The Most Improbable Story Ever Told
A miracle, in two parts.
He should have died on March 7, 2005. That’s what doctors say. That’s what he says. That’s what the surgeon who saved his life will tell you. He should have died because the Volkswagen Jetta he was riding in, on a snowy, ice-slicked mountainous road in Norway, hit the concrete base of a lamp post at more than 60 miles an hour, blowing out its windows, mushrooming its airbags, crumpling its frame. He should have died because the seatbelt that he was wearing in the Jetta’s backseat, the seat located behind the front passenger seat, kept Simon in the car, but tore apart his insides. That tough strap of woven nylon that cocooned him within the confines of twisted metal lacerated his large intestine, nearly slicing it in half and causing massive internal bleeding.

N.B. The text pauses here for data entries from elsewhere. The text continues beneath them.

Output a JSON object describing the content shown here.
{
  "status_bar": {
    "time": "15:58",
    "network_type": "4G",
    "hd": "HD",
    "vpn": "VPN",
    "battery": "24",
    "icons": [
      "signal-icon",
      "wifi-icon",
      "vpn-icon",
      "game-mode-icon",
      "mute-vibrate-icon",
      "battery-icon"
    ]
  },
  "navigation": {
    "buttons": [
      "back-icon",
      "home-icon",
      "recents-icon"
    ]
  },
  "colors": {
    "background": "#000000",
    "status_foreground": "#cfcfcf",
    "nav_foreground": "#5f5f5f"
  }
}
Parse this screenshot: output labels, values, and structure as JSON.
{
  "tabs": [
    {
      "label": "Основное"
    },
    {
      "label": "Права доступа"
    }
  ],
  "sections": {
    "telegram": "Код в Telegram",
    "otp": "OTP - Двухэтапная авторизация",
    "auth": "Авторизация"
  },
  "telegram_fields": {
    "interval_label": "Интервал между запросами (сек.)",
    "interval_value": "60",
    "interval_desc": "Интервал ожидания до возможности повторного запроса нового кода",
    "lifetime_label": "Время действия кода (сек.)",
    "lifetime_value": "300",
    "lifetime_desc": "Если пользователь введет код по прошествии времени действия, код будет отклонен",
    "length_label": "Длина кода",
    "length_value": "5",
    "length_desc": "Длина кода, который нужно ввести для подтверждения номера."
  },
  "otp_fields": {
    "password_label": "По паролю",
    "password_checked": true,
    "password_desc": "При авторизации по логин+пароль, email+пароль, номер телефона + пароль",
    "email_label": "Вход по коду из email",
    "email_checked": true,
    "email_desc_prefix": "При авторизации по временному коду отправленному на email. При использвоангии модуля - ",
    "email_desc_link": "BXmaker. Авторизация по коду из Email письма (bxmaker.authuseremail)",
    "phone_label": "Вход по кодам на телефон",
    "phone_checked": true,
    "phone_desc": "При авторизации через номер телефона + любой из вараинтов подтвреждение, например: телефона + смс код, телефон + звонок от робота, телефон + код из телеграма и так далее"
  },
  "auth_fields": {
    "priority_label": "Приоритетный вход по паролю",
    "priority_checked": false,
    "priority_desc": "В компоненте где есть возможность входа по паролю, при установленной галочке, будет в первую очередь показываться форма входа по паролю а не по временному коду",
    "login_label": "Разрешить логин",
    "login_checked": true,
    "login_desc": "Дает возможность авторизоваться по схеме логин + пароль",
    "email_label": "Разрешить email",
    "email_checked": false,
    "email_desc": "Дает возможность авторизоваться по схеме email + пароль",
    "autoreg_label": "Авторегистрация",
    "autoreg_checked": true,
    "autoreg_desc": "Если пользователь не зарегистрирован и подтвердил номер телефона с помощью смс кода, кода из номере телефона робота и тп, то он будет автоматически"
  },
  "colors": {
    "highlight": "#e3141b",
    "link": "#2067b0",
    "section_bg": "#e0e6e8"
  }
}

That’s how Simon Thomas-Train came to be lying by the side of a twisting mountain road in rural Norway. Lying by the side of the road at the edge of a grocery store parking lot, the smoking, twisted ruin of a Volkswagen Jetta lying nearby. Lying by the side of the road. Waiting to die.